■ **Task item**:
Read the data below. Every line holding the string "Kontak" must be copied.

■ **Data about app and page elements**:
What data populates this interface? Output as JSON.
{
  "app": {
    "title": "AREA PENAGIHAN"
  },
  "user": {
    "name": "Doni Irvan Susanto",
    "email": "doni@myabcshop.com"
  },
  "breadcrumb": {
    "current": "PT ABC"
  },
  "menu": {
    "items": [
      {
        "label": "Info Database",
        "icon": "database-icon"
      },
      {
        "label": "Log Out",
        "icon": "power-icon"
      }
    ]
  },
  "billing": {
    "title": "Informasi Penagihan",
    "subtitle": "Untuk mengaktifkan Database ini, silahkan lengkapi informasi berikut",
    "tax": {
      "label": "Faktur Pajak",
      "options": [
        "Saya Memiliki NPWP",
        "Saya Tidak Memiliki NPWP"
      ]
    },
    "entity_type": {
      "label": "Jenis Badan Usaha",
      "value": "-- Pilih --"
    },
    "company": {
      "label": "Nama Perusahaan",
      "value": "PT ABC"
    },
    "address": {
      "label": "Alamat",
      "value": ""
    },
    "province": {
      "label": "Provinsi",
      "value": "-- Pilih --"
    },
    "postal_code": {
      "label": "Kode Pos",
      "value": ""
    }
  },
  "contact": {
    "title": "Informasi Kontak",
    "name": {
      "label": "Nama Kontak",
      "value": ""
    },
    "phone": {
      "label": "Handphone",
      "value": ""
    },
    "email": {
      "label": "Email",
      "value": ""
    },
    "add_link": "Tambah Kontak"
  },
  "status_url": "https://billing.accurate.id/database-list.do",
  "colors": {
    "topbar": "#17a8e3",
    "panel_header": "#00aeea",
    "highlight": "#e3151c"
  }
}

■ **Task result**:
    "title": "Informasi Kontak",
      "label": "Nama Kontak",
    "add_link": "Tambah Kontak"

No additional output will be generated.